On Thursday we went with the two newly married couples for dinner, into the city of Surat (45 minutes away). The restaurant of choice was pizza hut, which turned out to be the most expensive meal yet (fine dining). After dinner we dropped the couples off at a fancy hotel where they spent the night. The drive back to the village was fun. Rush hour in Surat was the most traffic I’ve ever seen. Cars and motorcycles surrounded us, with only a couple of inches between each other. We got bumped only once. Our driver said that when you drive into Surat, you should expect to get a new scratch on your car by the time you leave. This would explain why we rarely saw nice cars in India.
The plan on Friday was to return to the hotel, pick up the couples and go see a movie with them. On our way to pick them up, we received a call to tell us that my friends Grandfather was in the hospital and wasn’t doing to well. He was old and had been sick for a while. We headed to the hospital, which was in what looked like a back alley. It was small, and fairly dirty. Unfortunately my friends Grandfather passed away at 2:00pm while we were in the waiting room. They planned the funeral for 5 0-clock that evening at their house in the village. We returned to the house with the body. The funeral had to be delayed until the morning because one of the family members couldn’t make it back home on time. That night we stayed in the house next door because no one is allowed to sleep in the same building as the body. The owner of the house was very friendly and drunk. He insisted that before we go to sleep we must have a beer with him. Eventually we accepted, and concluded the beer may have been tainted as we got sick the next day. Gujarat is a dry state. Alcohol can’t legally be bought, so any alcohol is pretty sketchy.
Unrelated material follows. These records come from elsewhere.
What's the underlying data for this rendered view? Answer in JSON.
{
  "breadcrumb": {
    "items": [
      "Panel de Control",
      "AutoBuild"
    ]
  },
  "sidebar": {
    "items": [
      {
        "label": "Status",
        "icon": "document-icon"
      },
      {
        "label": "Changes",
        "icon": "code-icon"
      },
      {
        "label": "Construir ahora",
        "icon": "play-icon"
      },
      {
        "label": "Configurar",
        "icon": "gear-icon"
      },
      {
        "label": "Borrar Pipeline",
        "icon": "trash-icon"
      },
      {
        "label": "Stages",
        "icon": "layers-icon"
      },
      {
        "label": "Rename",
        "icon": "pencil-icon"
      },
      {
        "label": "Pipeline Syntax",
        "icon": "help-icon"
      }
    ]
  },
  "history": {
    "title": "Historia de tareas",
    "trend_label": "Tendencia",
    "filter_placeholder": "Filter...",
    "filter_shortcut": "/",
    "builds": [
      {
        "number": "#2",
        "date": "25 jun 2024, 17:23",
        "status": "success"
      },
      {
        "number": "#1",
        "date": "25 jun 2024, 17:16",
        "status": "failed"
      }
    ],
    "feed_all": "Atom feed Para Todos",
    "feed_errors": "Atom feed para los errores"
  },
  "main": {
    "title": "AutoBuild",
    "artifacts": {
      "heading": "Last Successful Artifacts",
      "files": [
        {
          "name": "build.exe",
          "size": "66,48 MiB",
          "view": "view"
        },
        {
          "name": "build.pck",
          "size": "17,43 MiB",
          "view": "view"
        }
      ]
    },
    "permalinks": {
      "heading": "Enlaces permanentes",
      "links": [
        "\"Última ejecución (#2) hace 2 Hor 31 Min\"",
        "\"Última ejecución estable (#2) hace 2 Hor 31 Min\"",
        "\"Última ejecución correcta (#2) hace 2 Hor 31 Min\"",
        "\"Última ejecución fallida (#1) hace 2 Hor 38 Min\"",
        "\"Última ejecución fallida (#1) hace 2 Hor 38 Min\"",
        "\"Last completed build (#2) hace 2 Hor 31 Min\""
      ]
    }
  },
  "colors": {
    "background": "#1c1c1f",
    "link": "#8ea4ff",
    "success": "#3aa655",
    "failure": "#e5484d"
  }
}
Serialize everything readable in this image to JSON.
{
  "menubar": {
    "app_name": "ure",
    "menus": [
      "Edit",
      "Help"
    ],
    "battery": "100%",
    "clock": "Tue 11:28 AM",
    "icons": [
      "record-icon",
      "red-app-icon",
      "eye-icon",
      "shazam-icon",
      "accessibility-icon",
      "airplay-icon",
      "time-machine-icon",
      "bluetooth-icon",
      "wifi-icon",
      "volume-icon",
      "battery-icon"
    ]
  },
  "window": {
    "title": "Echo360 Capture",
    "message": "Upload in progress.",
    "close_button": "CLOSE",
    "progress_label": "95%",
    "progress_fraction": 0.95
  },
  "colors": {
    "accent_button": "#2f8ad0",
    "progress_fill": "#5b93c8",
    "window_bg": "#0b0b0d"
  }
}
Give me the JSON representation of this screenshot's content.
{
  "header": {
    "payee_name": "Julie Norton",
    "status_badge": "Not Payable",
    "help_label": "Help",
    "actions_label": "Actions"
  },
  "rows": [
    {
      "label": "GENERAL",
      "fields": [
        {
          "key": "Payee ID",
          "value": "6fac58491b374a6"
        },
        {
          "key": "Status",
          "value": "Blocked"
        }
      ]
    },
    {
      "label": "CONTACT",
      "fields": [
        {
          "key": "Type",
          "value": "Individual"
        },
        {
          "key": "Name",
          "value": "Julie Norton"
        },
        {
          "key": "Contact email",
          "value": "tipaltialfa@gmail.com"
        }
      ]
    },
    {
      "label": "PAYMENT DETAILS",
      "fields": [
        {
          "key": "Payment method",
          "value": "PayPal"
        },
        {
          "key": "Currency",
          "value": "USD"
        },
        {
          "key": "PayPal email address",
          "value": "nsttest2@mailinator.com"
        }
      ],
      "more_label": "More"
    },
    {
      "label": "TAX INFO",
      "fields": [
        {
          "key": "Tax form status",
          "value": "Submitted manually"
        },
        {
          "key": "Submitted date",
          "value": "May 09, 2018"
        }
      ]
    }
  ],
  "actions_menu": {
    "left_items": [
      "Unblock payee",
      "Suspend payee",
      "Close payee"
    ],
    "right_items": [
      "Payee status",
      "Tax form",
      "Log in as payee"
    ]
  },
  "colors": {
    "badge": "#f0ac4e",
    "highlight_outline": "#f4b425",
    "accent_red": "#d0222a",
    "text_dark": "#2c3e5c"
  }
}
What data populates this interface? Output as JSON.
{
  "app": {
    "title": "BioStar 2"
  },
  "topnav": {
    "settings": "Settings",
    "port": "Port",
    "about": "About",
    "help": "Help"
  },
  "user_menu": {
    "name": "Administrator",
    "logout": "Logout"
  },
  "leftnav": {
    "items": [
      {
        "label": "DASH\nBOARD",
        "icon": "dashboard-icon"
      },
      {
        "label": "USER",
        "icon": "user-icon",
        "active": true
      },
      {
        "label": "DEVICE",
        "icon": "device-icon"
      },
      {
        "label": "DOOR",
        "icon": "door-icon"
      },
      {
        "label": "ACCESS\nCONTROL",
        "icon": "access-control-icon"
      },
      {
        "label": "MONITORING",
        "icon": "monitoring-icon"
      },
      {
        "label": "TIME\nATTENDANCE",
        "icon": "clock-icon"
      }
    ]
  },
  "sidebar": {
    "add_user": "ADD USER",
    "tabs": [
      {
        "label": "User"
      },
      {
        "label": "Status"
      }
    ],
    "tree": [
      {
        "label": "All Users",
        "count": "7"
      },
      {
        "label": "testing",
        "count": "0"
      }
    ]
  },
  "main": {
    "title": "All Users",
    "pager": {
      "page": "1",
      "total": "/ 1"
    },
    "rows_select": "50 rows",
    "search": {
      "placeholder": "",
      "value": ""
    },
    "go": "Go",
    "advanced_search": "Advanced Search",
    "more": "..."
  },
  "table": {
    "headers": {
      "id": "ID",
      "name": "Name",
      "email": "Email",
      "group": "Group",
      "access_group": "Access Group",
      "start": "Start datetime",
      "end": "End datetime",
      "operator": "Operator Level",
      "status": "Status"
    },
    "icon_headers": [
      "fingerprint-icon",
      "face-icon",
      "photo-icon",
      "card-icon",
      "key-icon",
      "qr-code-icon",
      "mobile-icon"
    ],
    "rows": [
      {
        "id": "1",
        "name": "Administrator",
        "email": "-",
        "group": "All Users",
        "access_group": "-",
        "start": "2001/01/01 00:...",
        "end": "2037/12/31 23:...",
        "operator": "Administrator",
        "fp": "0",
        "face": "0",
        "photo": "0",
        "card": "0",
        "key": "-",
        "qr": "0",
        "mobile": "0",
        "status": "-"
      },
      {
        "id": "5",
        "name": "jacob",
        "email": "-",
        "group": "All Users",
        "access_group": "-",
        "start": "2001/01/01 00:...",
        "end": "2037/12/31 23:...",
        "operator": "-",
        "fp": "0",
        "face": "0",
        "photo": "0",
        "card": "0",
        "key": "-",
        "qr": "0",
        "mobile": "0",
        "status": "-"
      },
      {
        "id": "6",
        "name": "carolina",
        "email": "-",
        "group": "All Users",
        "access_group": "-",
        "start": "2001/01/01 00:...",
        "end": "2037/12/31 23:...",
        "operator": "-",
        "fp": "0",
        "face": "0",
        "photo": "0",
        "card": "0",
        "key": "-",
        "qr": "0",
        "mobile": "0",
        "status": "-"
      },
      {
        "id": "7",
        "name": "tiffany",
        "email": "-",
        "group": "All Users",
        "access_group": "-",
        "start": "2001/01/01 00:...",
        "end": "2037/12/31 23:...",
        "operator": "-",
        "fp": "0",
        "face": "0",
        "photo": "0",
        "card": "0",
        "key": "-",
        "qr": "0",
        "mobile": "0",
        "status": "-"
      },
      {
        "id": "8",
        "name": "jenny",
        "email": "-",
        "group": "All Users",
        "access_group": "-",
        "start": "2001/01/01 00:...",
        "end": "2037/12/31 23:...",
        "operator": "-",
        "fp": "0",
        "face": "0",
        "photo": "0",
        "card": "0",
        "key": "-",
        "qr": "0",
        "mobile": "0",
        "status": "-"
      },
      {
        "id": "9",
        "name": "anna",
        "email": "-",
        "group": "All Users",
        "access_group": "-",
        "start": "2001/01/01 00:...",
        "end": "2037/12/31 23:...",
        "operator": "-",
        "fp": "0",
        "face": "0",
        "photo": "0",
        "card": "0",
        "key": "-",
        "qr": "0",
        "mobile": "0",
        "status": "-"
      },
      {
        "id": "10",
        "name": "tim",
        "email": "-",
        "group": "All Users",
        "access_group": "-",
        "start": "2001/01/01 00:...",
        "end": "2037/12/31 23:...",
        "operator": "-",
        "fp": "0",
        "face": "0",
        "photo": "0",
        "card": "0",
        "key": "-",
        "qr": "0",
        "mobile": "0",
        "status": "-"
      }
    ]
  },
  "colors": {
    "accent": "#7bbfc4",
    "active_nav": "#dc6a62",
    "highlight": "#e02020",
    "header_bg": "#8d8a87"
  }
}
The funeral started at 8:00 am the next morning. There were some prayers, then the body was carried to a truck and driven to a building where it was cremated Darth Vader style. When we returned to the house I wasn’t feeling well (the beer kicking in). I had a fever and felt very cold, so I spent the day in bed. The next day we would leave on our 6 day tour of India which I will cover in my next post.